-- The input follows --

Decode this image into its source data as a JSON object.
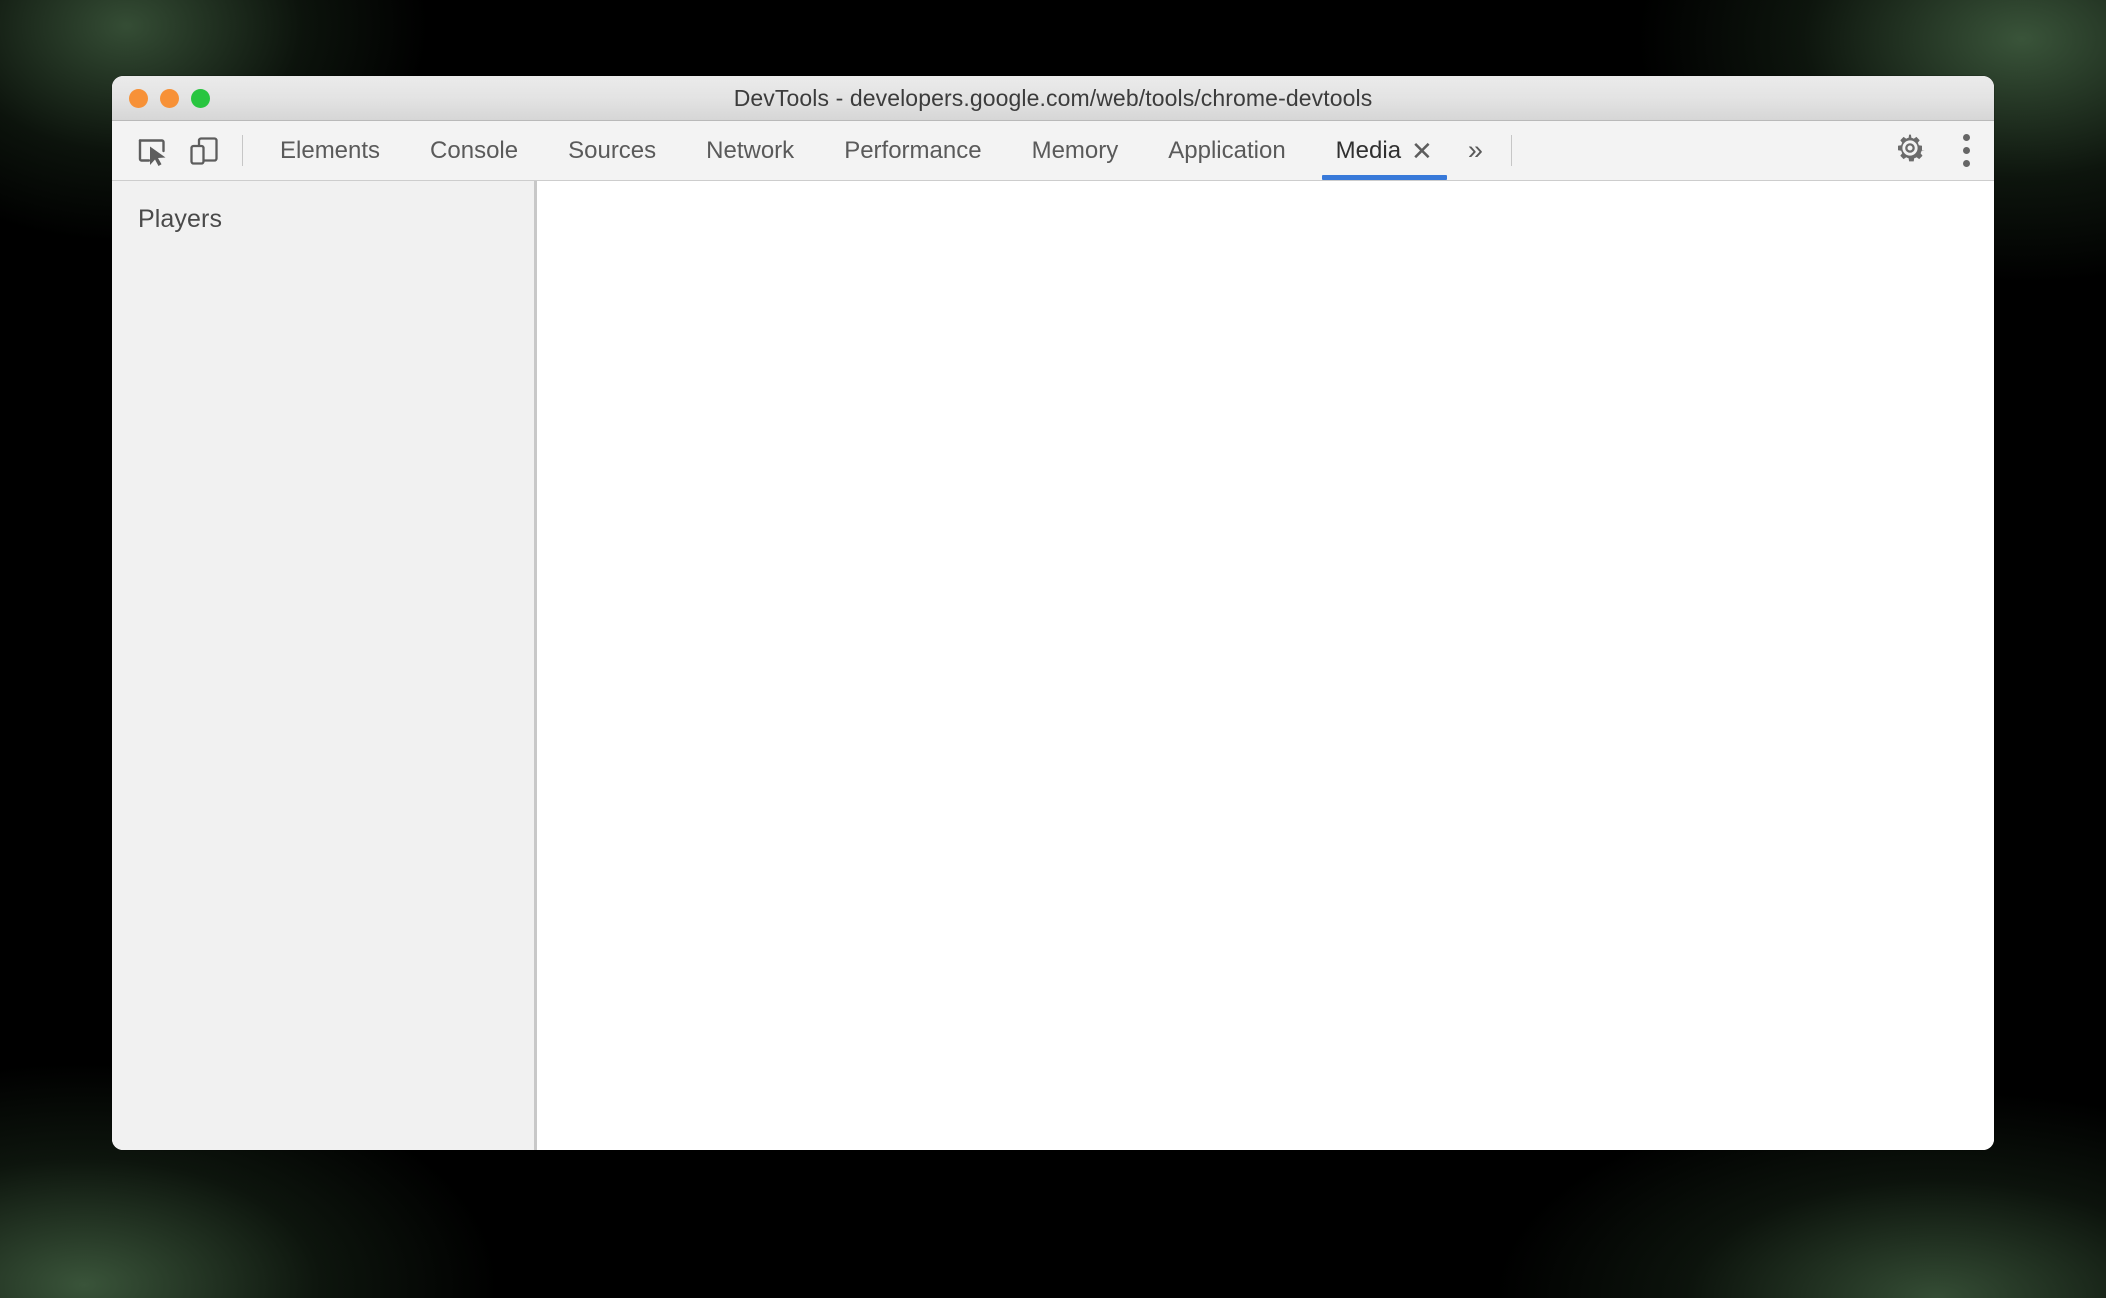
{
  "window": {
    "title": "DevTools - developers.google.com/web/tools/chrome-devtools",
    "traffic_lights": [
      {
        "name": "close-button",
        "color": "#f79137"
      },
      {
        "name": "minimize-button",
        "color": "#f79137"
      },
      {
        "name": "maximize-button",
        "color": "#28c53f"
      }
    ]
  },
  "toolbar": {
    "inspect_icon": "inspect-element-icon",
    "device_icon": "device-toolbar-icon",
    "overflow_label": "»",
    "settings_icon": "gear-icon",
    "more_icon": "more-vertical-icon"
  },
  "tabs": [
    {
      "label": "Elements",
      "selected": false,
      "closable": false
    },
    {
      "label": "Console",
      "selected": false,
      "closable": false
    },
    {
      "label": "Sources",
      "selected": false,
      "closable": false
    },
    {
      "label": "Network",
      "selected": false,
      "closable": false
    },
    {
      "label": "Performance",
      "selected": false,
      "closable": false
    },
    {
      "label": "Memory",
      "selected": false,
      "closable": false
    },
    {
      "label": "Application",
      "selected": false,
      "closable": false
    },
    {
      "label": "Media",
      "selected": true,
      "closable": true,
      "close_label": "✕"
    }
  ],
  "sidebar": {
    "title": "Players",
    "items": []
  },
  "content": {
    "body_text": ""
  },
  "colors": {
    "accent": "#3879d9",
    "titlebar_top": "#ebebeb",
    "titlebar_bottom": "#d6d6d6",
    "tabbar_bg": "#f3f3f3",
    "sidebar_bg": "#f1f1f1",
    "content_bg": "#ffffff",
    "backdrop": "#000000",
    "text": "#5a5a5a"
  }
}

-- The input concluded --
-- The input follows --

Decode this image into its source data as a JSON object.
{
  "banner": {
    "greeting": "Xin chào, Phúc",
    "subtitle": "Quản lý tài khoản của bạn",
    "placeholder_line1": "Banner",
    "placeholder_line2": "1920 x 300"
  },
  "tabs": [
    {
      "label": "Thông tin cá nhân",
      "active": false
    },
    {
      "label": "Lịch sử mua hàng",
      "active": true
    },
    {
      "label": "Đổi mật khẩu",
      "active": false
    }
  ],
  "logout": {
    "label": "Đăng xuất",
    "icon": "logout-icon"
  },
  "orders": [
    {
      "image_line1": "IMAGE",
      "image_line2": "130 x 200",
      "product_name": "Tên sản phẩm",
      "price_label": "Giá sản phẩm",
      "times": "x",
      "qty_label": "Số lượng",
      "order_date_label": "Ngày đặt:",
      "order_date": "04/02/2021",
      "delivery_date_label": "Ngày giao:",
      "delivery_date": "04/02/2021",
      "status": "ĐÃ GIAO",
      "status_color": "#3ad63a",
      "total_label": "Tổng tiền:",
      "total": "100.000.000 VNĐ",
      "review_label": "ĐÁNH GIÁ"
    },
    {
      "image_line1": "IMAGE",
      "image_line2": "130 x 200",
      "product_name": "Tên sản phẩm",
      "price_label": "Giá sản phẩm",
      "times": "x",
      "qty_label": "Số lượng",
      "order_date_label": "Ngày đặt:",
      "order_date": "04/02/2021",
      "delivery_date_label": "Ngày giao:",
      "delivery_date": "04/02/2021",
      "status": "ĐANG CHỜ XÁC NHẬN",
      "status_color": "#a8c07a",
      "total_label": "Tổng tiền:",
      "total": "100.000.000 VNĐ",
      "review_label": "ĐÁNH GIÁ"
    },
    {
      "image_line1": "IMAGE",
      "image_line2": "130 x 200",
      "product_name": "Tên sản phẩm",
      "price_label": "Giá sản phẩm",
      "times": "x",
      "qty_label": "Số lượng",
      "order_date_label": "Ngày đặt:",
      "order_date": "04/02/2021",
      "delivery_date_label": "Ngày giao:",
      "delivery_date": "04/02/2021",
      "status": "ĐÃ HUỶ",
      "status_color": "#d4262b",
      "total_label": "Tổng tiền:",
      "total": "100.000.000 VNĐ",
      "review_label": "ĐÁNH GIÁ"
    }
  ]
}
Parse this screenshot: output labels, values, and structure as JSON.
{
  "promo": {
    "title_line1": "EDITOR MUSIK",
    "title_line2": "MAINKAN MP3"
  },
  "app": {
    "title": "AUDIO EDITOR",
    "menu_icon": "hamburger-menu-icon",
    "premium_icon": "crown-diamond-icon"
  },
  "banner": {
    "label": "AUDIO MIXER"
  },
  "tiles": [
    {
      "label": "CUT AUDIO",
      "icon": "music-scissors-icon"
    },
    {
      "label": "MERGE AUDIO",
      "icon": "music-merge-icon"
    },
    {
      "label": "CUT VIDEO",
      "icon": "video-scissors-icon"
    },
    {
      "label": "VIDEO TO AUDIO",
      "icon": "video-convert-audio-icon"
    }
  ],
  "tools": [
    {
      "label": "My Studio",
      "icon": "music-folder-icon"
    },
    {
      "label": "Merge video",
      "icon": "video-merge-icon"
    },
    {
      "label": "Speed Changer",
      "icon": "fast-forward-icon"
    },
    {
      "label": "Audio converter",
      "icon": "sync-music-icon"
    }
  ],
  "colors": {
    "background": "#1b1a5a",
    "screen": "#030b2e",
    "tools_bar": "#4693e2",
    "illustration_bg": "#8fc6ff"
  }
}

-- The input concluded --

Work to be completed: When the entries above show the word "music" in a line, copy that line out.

Solution:
      "icon": "music-scissors-icon"
      "icon": "music-merge-icon"
      "icon": "music-folder-icon"
      "icon": "sync-music-icon"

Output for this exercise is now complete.